Collaboration 'is huge'
As indicated in the example above, Clancy believes that collaboration "is huge." Clancy says that "if you pick up a hospital chart today, you could see notes from the nurse, the doctor, the pharmacist, the nutritionist, and the physical therapist. Oftentimes you will think these people are talking about different patients."
It's often evident, she continues, that these people are not reading each other's notes. "The bottom line," she says, "is that getting to great care is a team sport."
Again, she notes, the role of the quality manager is pivotal because they have the data. "They can bring the players together and say, 'Look, you have dropped the ball and we need to work together,' because they don't have a dog in the fight," Clancy explains.
Clancy notes three other major areas of emphasis that can help boost the rate of quality improvement:
- Greater focus on outcomes: Clancy cites an article published recently by two AHRQ colleagues that said preventable surgical errors cost employers $1.5 billion a year. "In some cases they increase the cost of care by 100%," she notes. Much of the solution lies in better discharge instructions and better follow-up.
"I think what we will see in the very near future is increased pressure from the public and private payers to [penalize] avoidable readmissions," Clancy predicts. She notes this is easier said than done, but again AHRQ is providing tools through its "Health Innovations Exchange" (www.innovations.ahrq.gov). "It lets people know what works and, frankly, what doesn't," notes Clancy.
- Greater focus on health literacy: "Everyone has got to be more attentive to health literacy; even if you have the best instructions in the world, if the patient does not understand them, you can drop the ball in a big way," says Clancy. Quality managers, she says, can work with those who create the discharge instructions to make sure they are "more meaningful than check-off boxes." The AHRQ web site also has tools to use with patients who have limited health literacy (www.ahrq.gov/browse/hlitix.htm).
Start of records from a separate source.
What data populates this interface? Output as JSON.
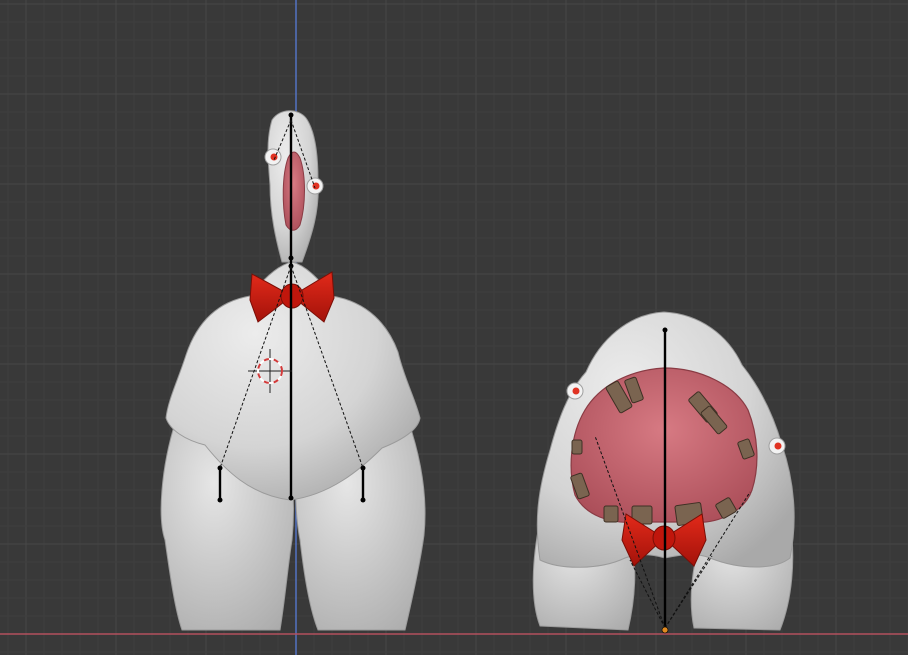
{
  "viewport": {
    "background": "#393939",
    "grid_minor_color": "#3e3e3e",
    "grid_major_color": "#474747",
    "z_axis_color": "#5577cc",
    "x_axis_color": "#b3505e"
  },
  "objects": [
    {
      "name": "tall-creature",
      "body_color": "#d9d9d9",
      "mouth_color": "#c9646e",
      "bowtie_color": "#cc1a10"
    },
    {
      "name": "round-creature",
      "body_color": "#d9d9d9",
      "mouth_color": "#c9646e",
      "bowtie_color": "#cc1a10",
      "teeth_color": "#7a6450"
    }
  ],
  "cursor": {
    "icon": "3d-cursor-icon",
    "colors": [
      "#d23a3a",
      "#ffffff"
    ]
  },
  "origin_marker_color": "#e08a20"
}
- Greater focus on multiple chronic conditions: "This is a huge, huge challenge of unbelievable importance," says Clancy. "These are the groups we provide the worst care and spend the most money on." There is a great deal known about the individual diseases, such as heart disease, arthritis, diabetes, and so forth, she says, "but unfortunately, the patient could have all of those."
Here again, she says, the "team sport" approach becomes critical. "The quality manager might be in a position to coordinate with the multiple specialists and ask who the 'quarterback' is going to be," she suggests. "Who's going to be following the patient when they are discharged?" They may literally need to physically bring them together in person, or by phone, Clancy suggests, "This is much harder than it should be," she says.
The good news, Clancy says, is that every provider and all health care organizations want to do the right thing. "However," she concludes, "we still have a long way to go to make the right thing the easy thing to do."
[For more information, contact:
Carolyn M. Clancy, MD, Director, Agency for Healthcare Research and Quality, 540 Gaither Road Rockville, MD 20850. Phone: (301) 427-1364.]